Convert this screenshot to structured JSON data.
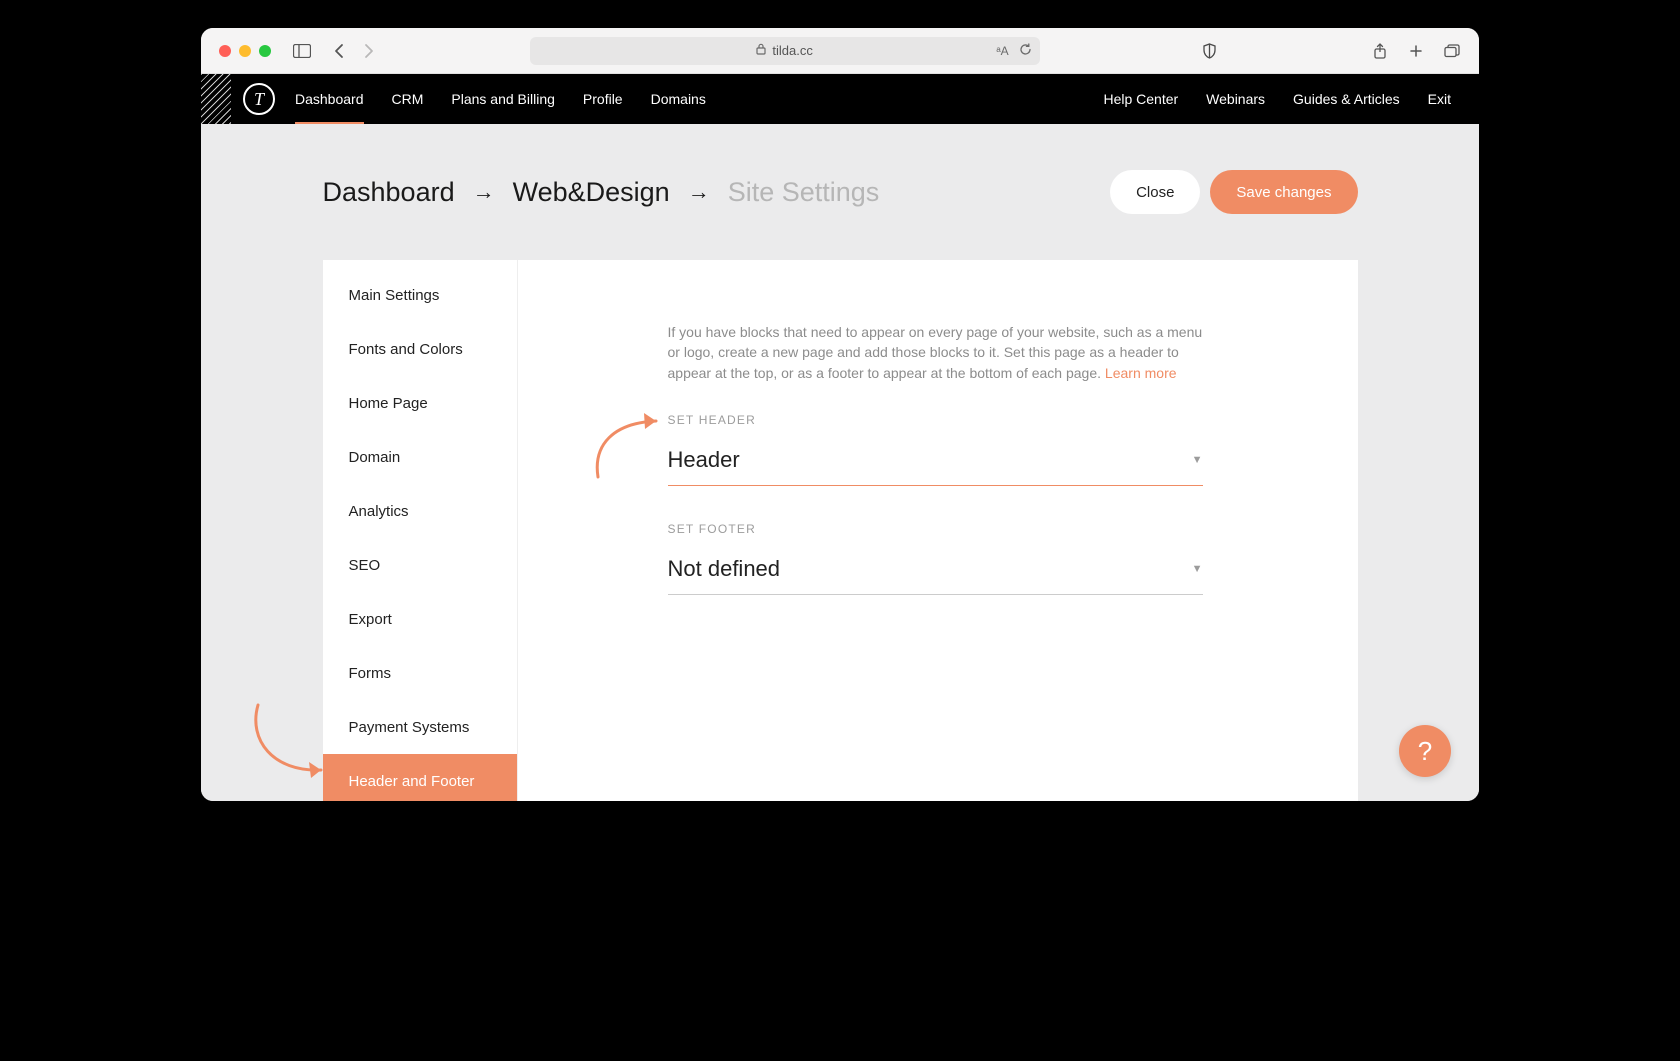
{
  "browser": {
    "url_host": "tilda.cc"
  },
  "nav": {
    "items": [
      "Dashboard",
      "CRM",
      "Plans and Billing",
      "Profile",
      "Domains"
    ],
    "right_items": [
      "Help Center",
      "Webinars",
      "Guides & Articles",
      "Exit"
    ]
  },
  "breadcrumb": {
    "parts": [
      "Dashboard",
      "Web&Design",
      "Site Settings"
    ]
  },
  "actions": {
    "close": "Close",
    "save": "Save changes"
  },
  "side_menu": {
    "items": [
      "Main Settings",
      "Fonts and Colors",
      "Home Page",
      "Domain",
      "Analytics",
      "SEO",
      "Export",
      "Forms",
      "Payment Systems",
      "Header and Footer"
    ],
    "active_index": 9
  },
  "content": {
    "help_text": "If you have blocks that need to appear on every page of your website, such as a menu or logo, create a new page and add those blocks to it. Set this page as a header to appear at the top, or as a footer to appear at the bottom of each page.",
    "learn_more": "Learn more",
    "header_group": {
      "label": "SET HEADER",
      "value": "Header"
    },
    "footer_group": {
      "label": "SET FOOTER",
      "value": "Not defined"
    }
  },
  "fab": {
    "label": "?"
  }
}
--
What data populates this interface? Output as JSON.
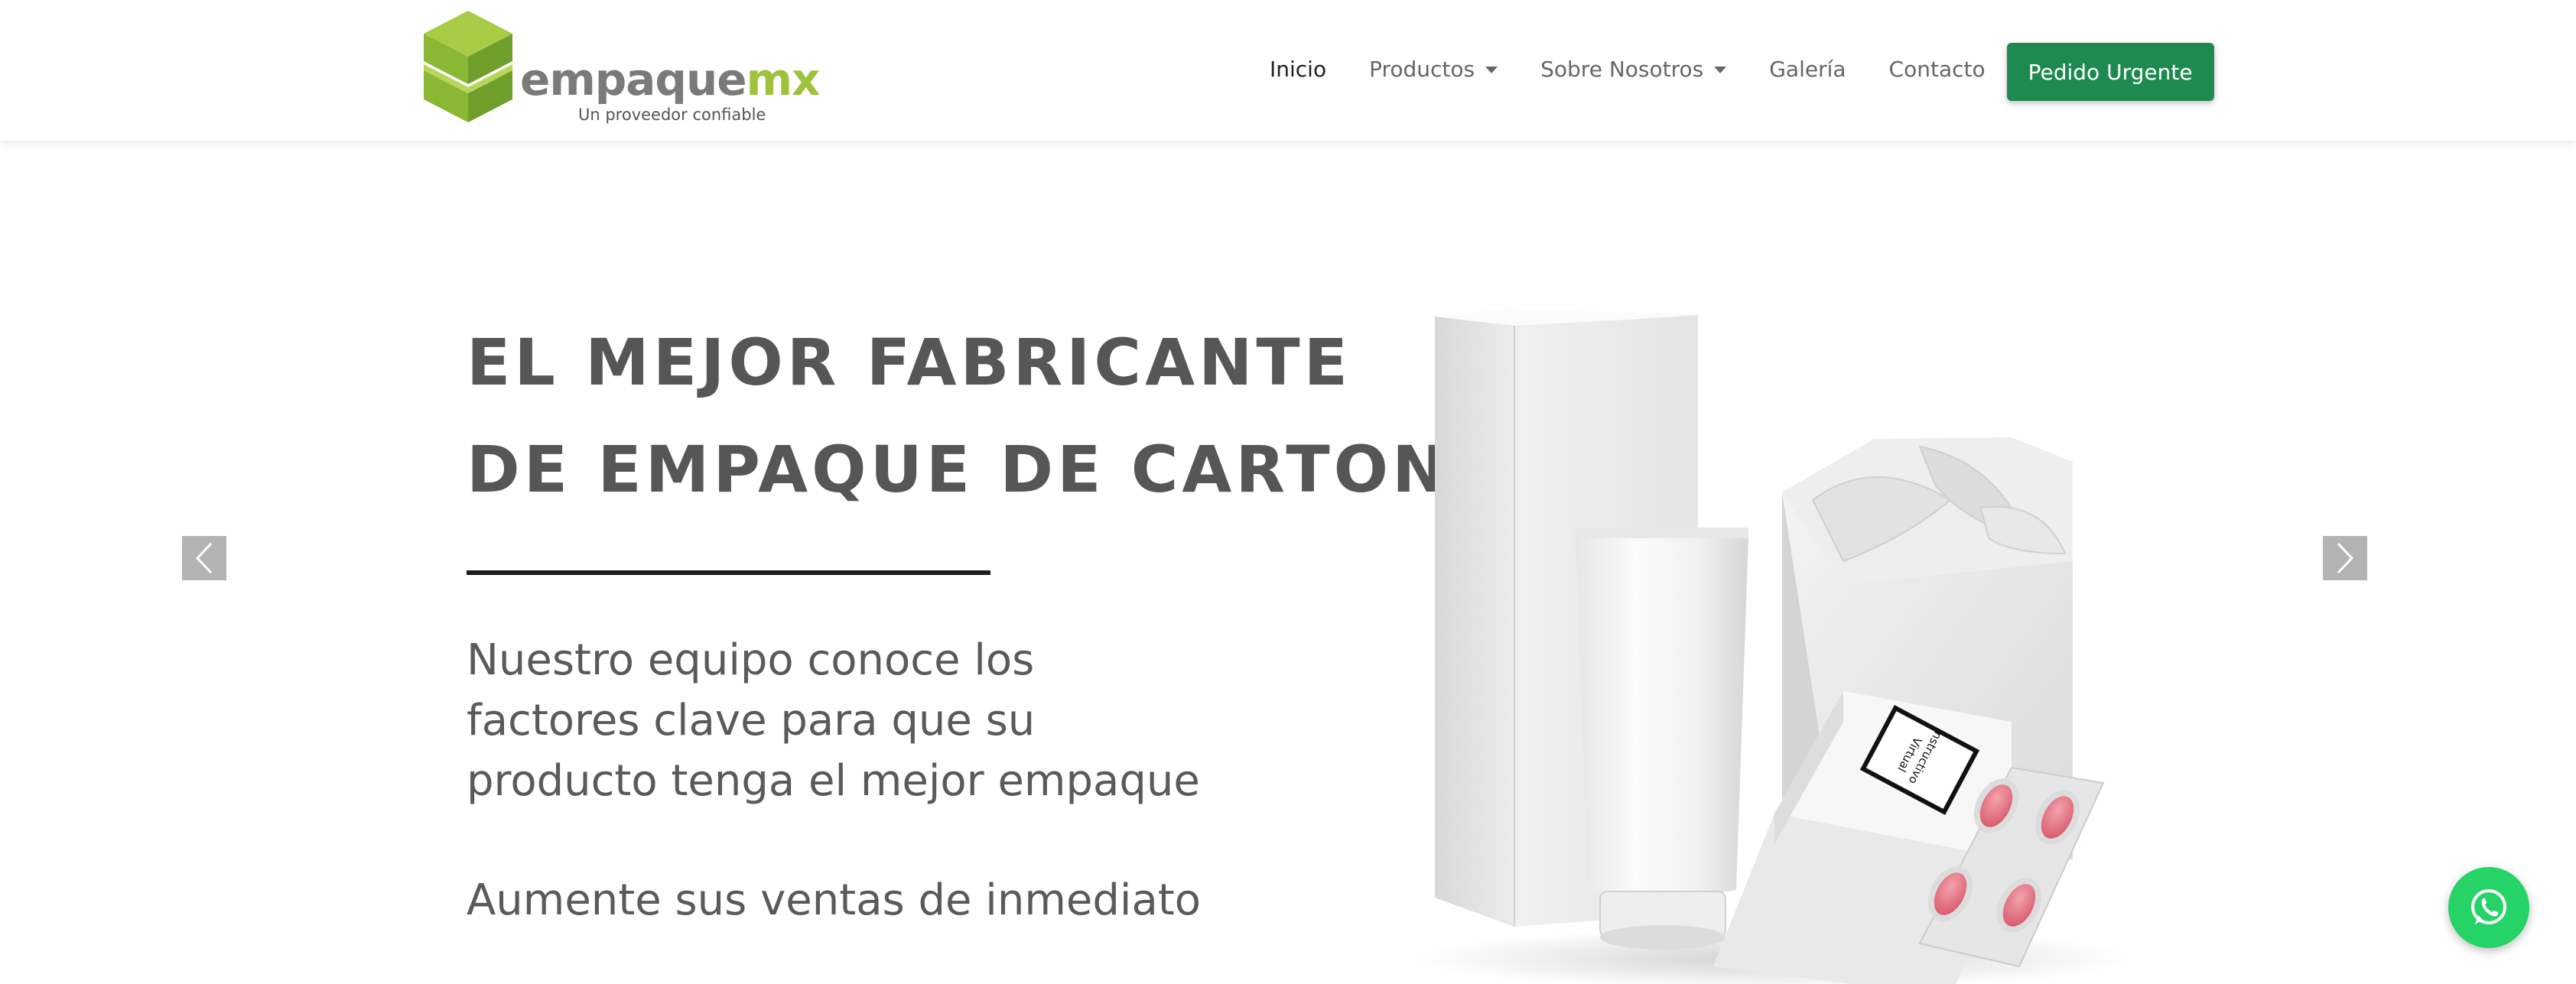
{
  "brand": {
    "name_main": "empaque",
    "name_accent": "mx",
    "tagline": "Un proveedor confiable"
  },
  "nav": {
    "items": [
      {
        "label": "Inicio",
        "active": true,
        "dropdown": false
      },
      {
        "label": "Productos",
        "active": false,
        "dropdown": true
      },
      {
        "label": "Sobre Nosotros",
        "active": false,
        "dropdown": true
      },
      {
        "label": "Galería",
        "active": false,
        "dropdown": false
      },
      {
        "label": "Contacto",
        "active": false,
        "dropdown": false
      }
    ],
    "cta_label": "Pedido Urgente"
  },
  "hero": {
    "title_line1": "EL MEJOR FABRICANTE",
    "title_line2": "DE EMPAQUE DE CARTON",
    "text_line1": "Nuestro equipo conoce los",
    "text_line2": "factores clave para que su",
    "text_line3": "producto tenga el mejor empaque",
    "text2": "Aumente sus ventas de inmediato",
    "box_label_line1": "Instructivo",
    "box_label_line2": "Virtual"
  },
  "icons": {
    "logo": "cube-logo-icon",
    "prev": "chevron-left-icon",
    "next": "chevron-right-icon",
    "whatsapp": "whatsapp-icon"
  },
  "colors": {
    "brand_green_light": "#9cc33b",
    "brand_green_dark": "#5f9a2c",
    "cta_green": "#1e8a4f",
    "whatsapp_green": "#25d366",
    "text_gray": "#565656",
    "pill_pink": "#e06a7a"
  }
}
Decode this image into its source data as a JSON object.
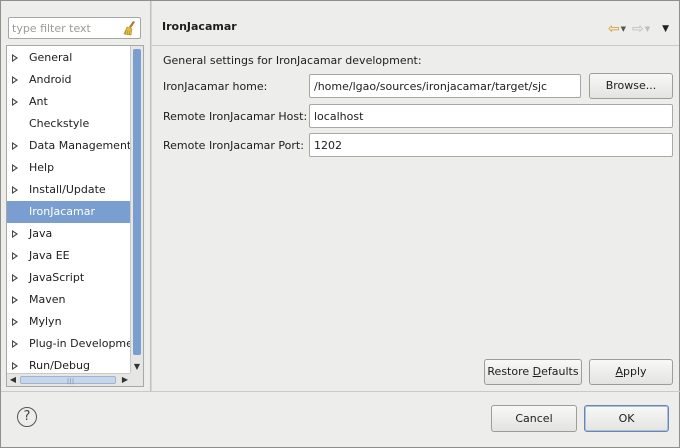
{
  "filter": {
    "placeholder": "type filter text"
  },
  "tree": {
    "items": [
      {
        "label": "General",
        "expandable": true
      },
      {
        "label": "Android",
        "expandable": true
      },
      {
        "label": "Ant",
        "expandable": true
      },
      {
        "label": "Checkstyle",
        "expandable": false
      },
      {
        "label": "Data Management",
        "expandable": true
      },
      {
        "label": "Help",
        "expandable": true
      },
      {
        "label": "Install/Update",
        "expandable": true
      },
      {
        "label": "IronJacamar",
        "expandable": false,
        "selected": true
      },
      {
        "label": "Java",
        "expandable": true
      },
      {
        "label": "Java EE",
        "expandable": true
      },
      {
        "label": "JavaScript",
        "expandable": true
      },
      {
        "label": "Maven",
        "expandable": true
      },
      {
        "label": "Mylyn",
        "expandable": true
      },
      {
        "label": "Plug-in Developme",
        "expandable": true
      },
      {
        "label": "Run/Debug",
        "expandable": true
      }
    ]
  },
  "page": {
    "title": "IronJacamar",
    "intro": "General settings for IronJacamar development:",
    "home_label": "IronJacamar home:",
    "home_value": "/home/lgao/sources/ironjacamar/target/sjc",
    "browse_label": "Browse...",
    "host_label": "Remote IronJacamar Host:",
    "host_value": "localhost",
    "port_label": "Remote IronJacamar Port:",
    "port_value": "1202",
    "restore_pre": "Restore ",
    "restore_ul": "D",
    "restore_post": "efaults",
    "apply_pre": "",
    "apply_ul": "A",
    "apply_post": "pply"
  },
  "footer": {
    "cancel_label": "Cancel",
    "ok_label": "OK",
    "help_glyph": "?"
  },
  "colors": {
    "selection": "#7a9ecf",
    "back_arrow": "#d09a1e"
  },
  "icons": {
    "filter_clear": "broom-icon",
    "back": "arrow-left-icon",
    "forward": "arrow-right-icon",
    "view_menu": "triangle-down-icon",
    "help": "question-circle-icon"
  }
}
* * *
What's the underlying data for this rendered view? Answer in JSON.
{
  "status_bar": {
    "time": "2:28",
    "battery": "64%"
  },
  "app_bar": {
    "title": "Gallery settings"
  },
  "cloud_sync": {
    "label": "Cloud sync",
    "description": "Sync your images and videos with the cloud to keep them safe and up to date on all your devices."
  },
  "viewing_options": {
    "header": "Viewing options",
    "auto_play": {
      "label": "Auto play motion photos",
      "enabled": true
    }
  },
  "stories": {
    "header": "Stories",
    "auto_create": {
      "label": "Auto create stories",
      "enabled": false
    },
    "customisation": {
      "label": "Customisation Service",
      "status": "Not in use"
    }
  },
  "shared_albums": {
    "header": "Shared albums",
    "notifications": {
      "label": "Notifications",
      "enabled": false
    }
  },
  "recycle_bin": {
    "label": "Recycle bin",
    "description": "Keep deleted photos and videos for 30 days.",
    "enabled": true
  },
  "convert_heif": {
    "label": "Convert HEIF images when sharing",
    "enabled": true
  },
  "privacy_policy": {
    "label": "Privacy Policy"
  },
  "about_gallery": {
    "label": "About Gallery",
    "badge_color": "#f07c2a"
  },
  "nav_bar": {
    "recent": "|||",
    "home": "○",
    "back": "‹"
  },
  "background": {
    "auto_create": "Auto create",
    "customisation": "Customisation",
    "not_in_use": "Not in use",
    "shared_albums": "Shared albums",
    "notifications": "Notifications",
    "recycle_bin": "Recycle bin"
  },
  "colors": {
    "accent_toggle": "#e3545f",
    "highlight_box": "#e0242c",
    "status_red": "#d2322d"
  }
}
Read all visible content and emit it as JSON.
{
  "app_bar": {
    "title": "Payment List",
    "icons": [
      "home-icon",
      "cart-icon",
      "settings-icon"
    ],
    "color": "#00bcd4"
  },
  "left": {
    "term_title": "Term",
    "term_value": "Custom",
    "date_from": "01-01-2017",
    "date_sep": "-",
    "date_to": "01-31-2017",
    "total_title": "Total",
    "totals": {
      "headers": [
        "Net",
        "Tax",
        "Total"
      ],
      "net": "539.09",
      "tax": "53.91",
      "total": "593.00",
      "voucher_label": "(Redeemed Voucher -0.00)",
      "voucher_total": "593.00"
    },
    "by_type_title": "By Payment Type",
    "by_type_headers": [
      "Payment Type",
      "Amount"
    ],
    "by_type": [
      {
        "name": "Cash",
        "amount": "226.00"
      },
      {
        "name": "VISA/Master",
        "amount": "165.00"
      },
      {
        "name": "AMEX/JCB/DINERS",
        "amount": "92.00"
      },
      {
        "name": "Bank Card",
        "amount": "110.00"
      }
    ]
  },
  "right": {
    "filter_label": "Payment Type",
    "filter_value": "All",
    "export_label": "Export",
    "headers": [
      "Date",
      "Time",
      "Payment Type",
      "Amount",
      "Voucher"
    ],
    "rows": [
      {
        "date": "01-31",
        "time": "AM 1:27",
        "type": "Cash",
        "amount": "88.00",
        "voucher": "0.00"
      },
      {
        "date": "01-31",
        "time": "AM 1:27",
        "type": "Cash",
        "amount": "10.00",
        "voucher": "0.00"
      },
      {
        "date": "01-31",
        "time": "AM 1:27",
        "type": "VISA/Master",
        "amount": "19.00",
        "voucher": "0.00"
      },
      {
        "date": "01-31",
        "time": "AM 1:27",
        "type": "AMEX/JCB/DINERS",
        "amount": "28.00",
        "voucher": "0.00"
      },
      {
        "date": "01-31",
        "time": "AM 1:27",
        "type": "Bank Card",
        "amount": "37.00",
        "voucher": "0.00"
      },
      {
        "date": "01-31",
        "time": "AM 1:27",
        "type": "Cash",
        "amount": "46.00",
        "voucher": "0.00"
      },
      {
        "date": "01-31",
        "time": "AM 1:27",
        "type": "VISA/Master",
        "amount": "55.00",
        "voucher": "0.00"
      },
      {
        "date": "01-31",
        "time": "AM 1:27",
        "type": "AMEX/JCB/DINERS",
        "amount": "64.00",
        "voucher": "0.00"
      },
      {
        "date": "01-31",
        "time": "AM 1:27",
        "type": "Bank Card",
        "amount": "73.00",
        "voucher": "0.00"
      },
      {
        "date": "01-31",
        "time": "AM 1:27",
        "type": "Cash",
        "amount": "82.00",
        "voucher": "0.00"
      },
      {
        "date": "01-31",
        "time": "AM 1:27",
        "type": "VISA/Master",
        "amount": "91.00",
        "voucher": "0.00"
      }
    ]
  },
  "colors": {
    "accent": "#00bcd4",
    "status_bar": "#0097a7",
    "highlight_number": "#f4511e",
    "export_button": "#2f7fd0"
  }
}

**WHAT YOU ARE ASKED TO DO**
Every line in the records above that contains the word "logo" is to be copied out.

**OUTPUT BELOW**
    "help_text": "If you have blocks that need to appear on every page of your website, such as a menu or logo, create a new page and add those blocks to it. Set this page as a header to appear at the top, or as a footer to appear at the bottom of each page.",
    "logo": "cube-logo-icon",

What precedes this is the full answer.